Is It All Relative?
As we continue to explore new ideas and investigate novel strategies to boost economic mobility, it is important not to lose sight of our ultimate goal: empowering people to thrive. Academics, policymakers, and scholars working to alleviate poverty and boost economic mobility must use caution when thinking about what qualifies as success and what is the appropriate policy target. At the Archbridge Institute, we strive to never miss the forest for the trees. The goal of empowering individuals to thrive and achieve their American Dream is unlikely to be achieved by cookie-cutter programs that overlook the complexity of individuals’ lives. By removing barriers that stand in the way of success, we can ensure the American Dream is truly within reach for all.
Stay tuned through the end of the year as the Archbridge Institute continues to publish unique and thought provoking research and commentary on economic mobility. I invite you to read one such great commentary on Richard V. Reeves’s recent book Dream Hoarders by our Director of Outreach and Policy Research Ben Wilterdink. Reeves himself called it “A really, really thoughtful review of Dream Hoarders that focuses properly on the distinction between absolute and relative mobility.”
President and CEO | Archbridge Institute
New Commentary from the Archbridge Institute
In his recently released book, Dream Hoarders: How the American Upper Middle Class Is Leaving Everyone Else in the Dust, Why That Is a Problem, and What to Do About It, Brookings Institution Scholar Richard V. Reeves discusses class separation and perpetuation in America. In a review published by Quillette Magazine, Archbridge Institute Director of Outreach and Policy Research Ben Wilterdink argues that Reeves’s analysis is valuable, but his exclusive focus on boosting relative economic mobility is misguided at best and dangerous at worst.
What We’re Reading
What’s behind Declining Male Labor Force Participation
In a new study for the Mercatus Center at George Mason University, Archbridge Honorary Adviser Dr. Scott Winship examines whether the decline in male labor force participation is due to a lack of job opportunities or a lack of men seeking employment.
The Effects of Statewide Private School Choice on College Enrollment and Graduation
Urban Institute researchers Matthew Chingos and Daniel Kuehn evaluate the Florida Tax Credit Scholarship school choice program and find that it has a substantial positive impact on the likelihood that students will enroll in a public college in Florida.
Education Isn’t the Key to a Good Income
Referencing recent economic literature, Rachel M. Cohen of The Atlantic notes that a growing body of evidence debunks the idea that school quality is a main determinant of economic mobility.
How sky-high housing costs make California the poorest state
More than 20 percent of Californians—about 8 million people—struggle financially.

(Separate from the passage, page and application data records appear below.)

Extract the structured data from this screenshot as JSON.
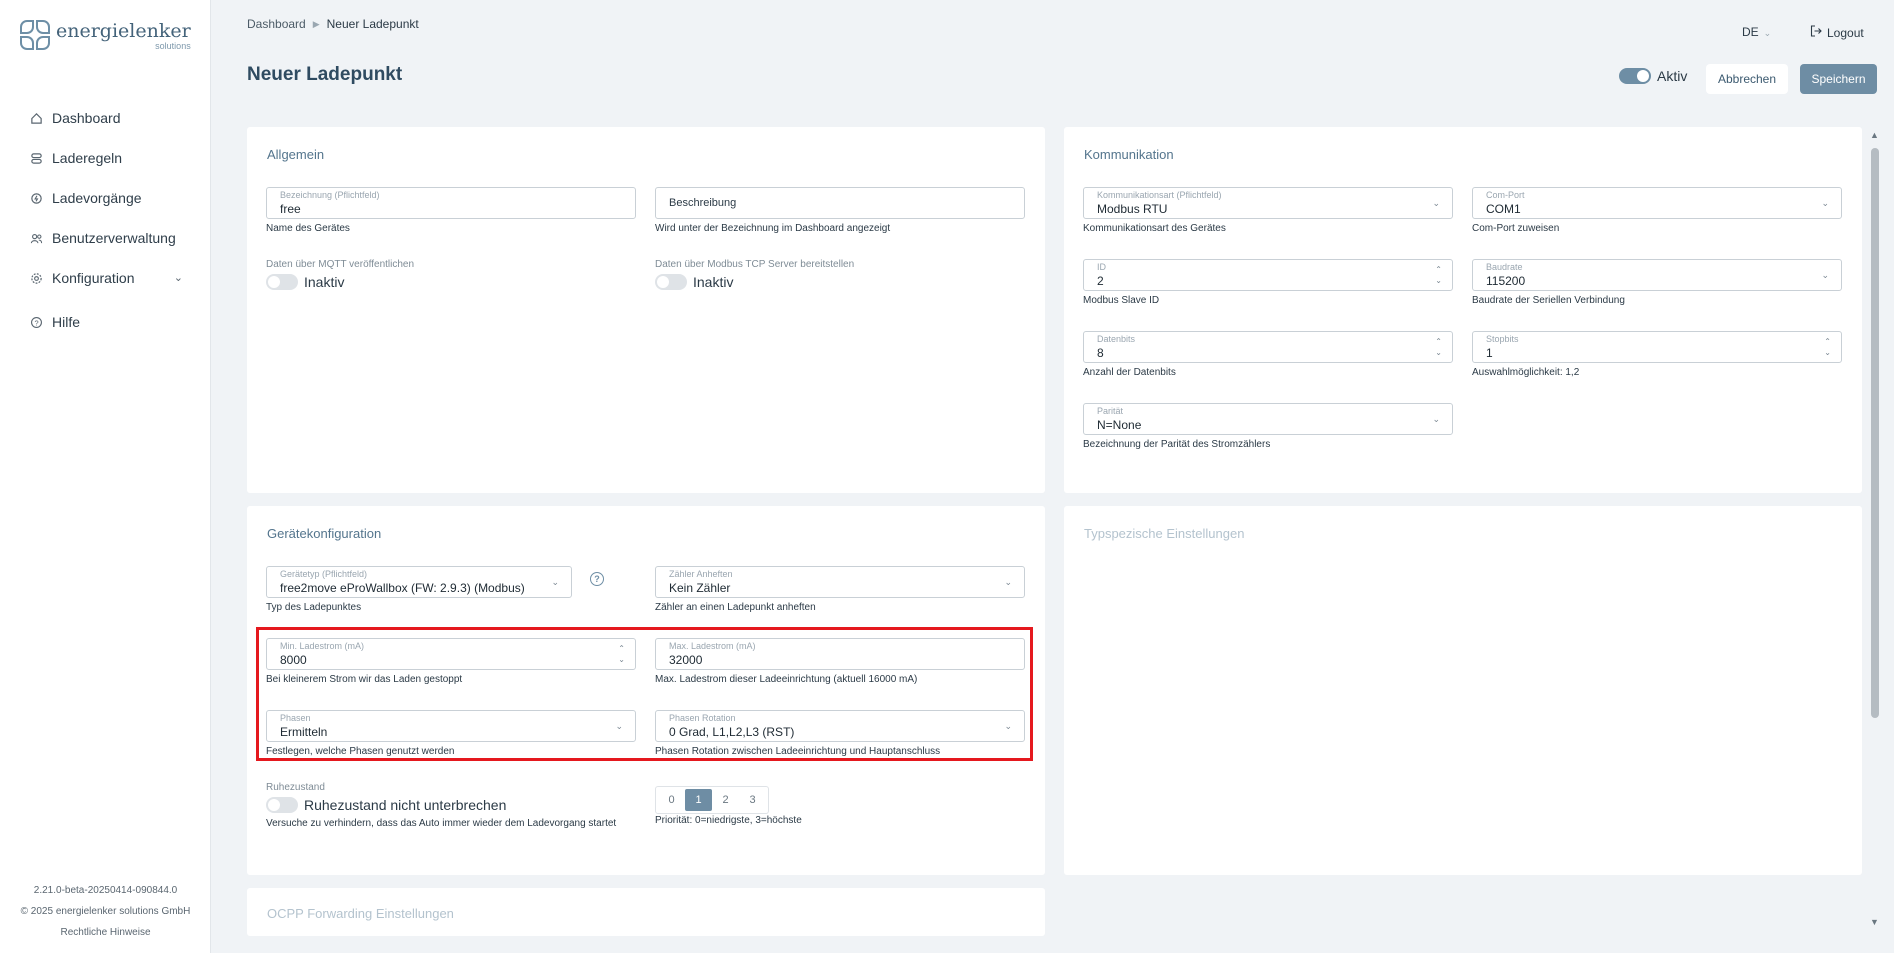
{
  "brand": {
    "name": "energielenker",
    "sub": "solutions"
  },
  "nav": {
    "items": [
      {
        "label": "Dashboard",
        "icon": "home-icon"
      },
      {
        "label": "Laderegeln",
        "icon": "rules-icon"
      },
      {
        "label": "Ladevorgänge",
        "icon": "charging-icon"
      },
      {
        "label": "Benutzerverwaltung",
        "icon": "users-icon"
      },
      {
        "label": "Konfiguration",
        "icon": "gear-icon"
      },
      {
        "label": "Hilfe",
        "icon": "help-icon"
      }
    ]
  },
  "footer": {
    "version": "2.21.0-beta-20250414-090844.0",
    "copyright": "© 2025 energielenker solutions GmbH",
    "legal": "Rechtliche Hinweise"
  },
  "breadcrumb": {
    "root": "Dashboard",
    "current": "Neuer Ladepunkt"
  },
  "header": {
    "lang": "DE",
    "logout": "Logout",
    "title": "Neuer Ladepunkt",
    "active_label": "Aktiv",
    "cancel": "Abbrechen",
    "save": "Speichern"
  },
  "allgemein": {
    "title": "Allgemein",
    "name_label": "Bezeichnung (Pflichtfeld)",
    "name_value": "free",
    "name_hint": "Name des Gerätes",
    "desc_placeholder": "Beschreibung",
    "desc_hint": "Wird unter der Bezeichnung im Dashboard angezeigt",
    "mqtt_label": "Daten über MQTT veröffentlichen",
    "mqtt_state": "Inaktiv",
    "modbus_label": "Daten über Modbus TCP Server bereitstellen",
    "modbus_state": "Inaktiv"
  },
  "kommunikation": {
    "title": "Kommunikation",
    "art_label": "Kommunikationsart (Pflichtfeld)",
    "art_value": "Modbus RTU",
    "art_hint": "Kommunikationsart des Gerätes",
    "port_label": "Com-Port",
    "port_value": "COM1",
    "port_hint": "Com-Port zuweisen",
    "id_label": "ID",
    "id_value": "2",
    "id_hint": "Modbus Slave ID",
    "baud_label": "Baudrate",
    "baud_value": "115200",
    "baud_hint": "Baudrate der Seriellen Verbindung",
    "databits_label": "Datenbits",
    "databits_value": "8",
    "databits_hint": "Anzahl der Datenbits",
    "stopbits_label": "Stopbits",
    "stopbits_value": "1",
    "stopbits_hint": "Auswahlmöglichkeit: 1,2",
    "parity_label": "Parität",
    "parity_value": "N=None",
    "parity_hint": "Bezeichnung der Parität des Stromzählers"
  },
  "geraet": {
    "title": "Gerätekonfiguration",
    "type_label": "Gerätetyp (Pflichtfeld)",
    "type_value": "free2move eProWallbox (FW: 2.9.3) (Modbus)",
    "type_hint": "Typ des Ladepunktes",
    "meter_label": "Zähler Anheften",
    "meter_value": "Kein Zähler",
    "meter_hint": "Zähler an einen Ladepunkt anheften",
    "min_label": "Min. Ladestrom (mA)",
    "min_value": "8000",
    "min_hint": "Bei kleinerem Strom wir das Laden gestoppt",
    "max_label": "Max. Ladestrom (mA)",
    "max_value": "32000",
    "max_hint": "Max. Ladestrom dieser Ladeeinrichtung (aktuell 16000 mA)",
    "phases_label": "Phasen",
    "phases_value": "Ermitteln",
    "phases_hint": "Festlegen, welche Phasen genutzt werden",
    "rotation_label": "Phasen Rotation",
    "rotation_value": "0 Grad, L1,L2,L3 (RST)",
    "rotation_hint": "Phasen Rotation zwischen Ladeeinrichtung und Hauptanschluss",
    "rest_label": "Ruhezustand",
    "rest_toggle": "Ruhezustand nicht unterbrechen",
    "rest_hint": "Versuche zu verhindern, dass das Auto immer wieder dem Ladevorgang startet",
    "priority_options": [
      "0",
      "1",
      "2",
      "3"
    ],
    "priority_selected": "1",
    "priority_hint": "Priorität: 0=niedrigste, 3=höchste"
  },
  "typspezifisch": {
    "title": "Typspezische Einstellungen"
  },
  "ocpp": {
    "title": "OCPP Forwarding Einstellungen"
  },
  "colors": {
    "accent": "#6e8da4",
    "highlight": "#e5181e",
    "bg": "#f0f3f6"
  }
}
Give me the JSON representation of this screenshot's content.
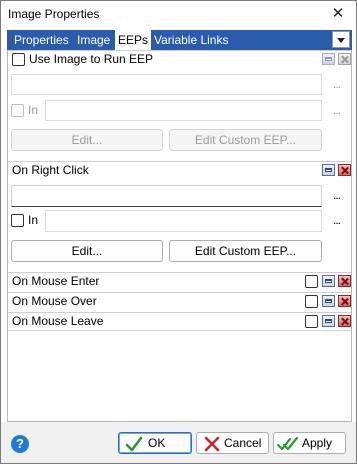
{
  "window": {
    "title": "Image Properties",
    "close_glyph": "✕"
  },
  "tabs": [
    {
      "label": "Properties"
    },
    {
      "label": "Image"
    },
    {
      "label": "EEPs"
    },
    {
      "label": "Variable Links"
    }
  ],
  "eep_sections": {
    "use_image": {
      "label": "Use Image to Run EEP",
      "in_label": "In",
      "ellipsis": "...",
      "edit_label": "Edit...",
      "edit_custom_label": "Edit Custom EEP..."
    },
    "right_click": {
      "label": "On Right Click",
      "in_label": "In",
      "ellipsis": "...",
      "edit_label": "Edit...",
      "edit_custom_label": "Edit Custom EEP..."
    },
    "mouse_enter": {
      "label": "On Mouse Enter"
    },
    "mouse_over": {
      "label": "On Mouse Over"
    },
    "mouse_leave": {
      "label": "On Mouse Leave"
    }
  },
  "footer": {
    "help_glyph": "?",
    "ok_label": "OK",
    "cancel_label": "Cancel",
    "apply_label": "Apply"
  },
  "colors": {
    "tab_strip": "#2a5cab",
    "help": "#1e7ad6",
    "ok_check": "#2e9a2e",
    "cancel_x": "#c62828"
  }
}
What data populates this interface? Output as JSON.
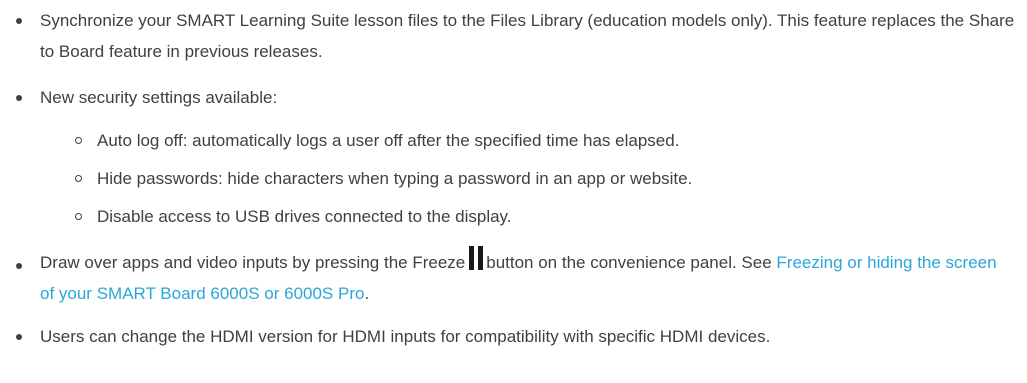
{
  "items": [
    {
      "text": "Synchronize your SMART Learning Suite lesson files to the Files Library (education models only). This feature replaces the Share to Board feature in previous releases."
    },
    {
      "text": "New security settings available:",
      "sub": [
        "Auto log off: automatically logs a user off after the specified time has elapsed.",
        "Hide passwords: hide characters when typing a password in an app or website.",
        "Disable access to USB drives connected to the display."
      ]
    },
    {
      "before_icon": "Draw over apps and video inputs by pressing the Freeze",
      "icon": "pause-icon",
      "after_icon": "button on the convenience panel. See ",
      "link": "Freezing or hiding the screen of your SMART Board 6000S or 6000S Pro",
      "after_link": "."
    },
    {
      "text": "Users can change the HDMI version for HDMI inputs for compatibility with specific HDMI devices."
    }
  ],
  "colors": {
    "text": "#404040",
    "link": "#2aa7d8",
    "icon": "#1a1a1a"
  }
}
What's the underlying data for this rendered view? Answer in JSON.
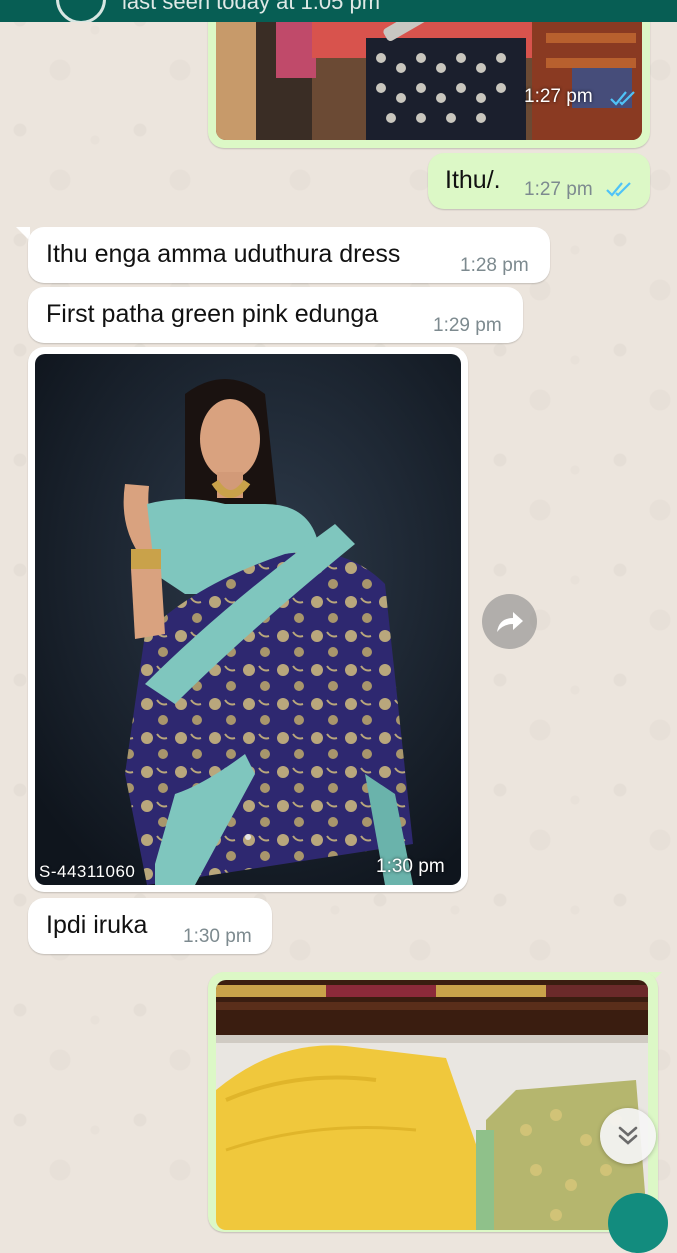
{
  "header": {
    "status_text": "last seen today at 1:05 pm"
  },
  "messages": [
    {
      "direction": "out",
      "kind": "image",
      "time": "1:27 pm",
      "status": "read"
    },
    {
      "direction": "out",
      "kind": "text",
      "text": "Ithu/.",
      "time": "1:27 pm",
      "status": "read"
    },
    {
      "direction": "in",
      "kind": "text",
      "text": "Ithu enga amma uduthura dress",
      "time": "1:28 pm"
    },
    {
      "direction": "in",
      "kind": "text",
      "text": "First patha green pink edunga",
      "time": "1:29 pm"
    },
    {
      "direction": "in",
      "kind": "image",
      "caption_overlay": "S-44311060",
      "time": "1:30 pm"
    },
    {
      "direction": "in",
      "kind": "text",
      "text": "Ipdi iruka",
      "time": "1:30 pm"
    },
    {
      "direction": "out",
      "kind": "image"
    }
  ],
  "icons": {
    "read_receipt": "double-check-icon",
    "forward": "forward-icon",
    "scroll_down": "double-chevron-down-icon"
  },
  "colors": {
    "header": "#075e54",
    "outgoing_bubble": "#dcf8c6",
    "incoming_bubble": "#ffffff",
    "read_tick": "#4fc3f7",
    "chat_background": "#ece5dd"
  }
}
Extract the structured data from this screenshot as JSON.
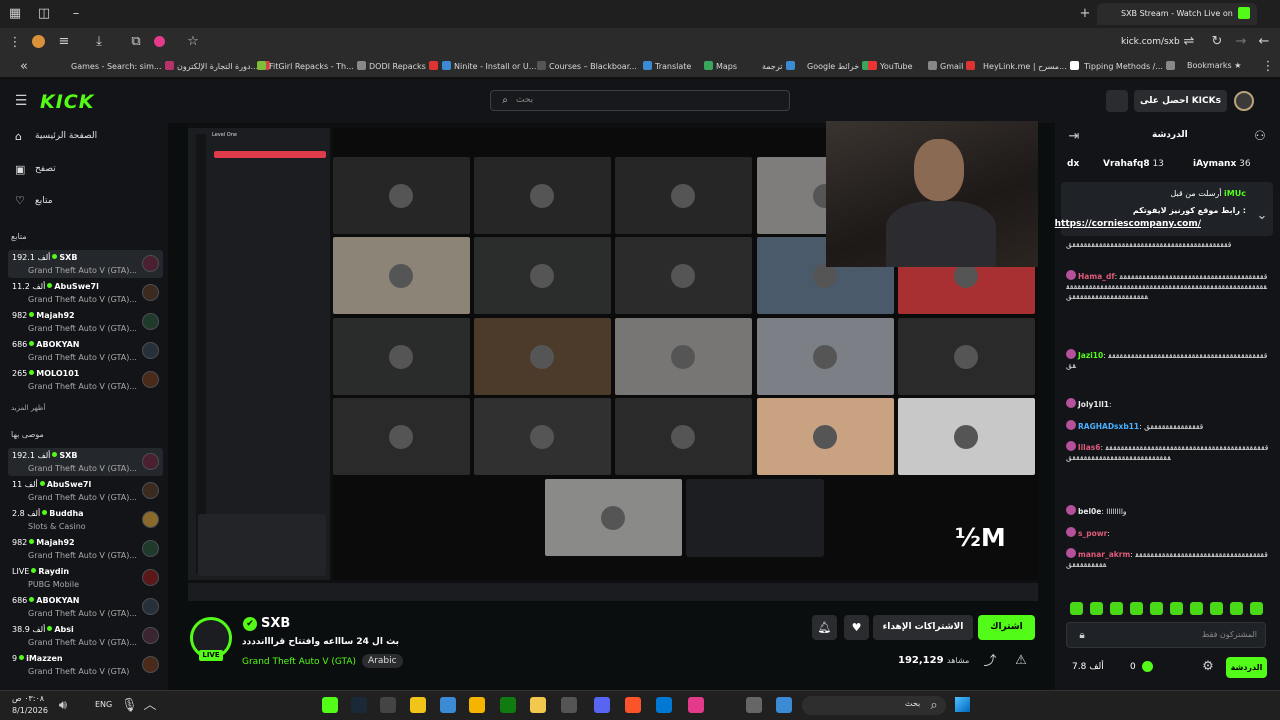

When the cost of living is factored in, California has the highest poverty rate in the nation.
On September 5, the Brookings Institution hosted a conversation on race, class, and culture featuring J.D. Vance and William Julius Wilson. Drawing on the personal experiences of the discussants, the conversation highlighted different ways to think about economic mobility in America. Watch the full video on YouTube.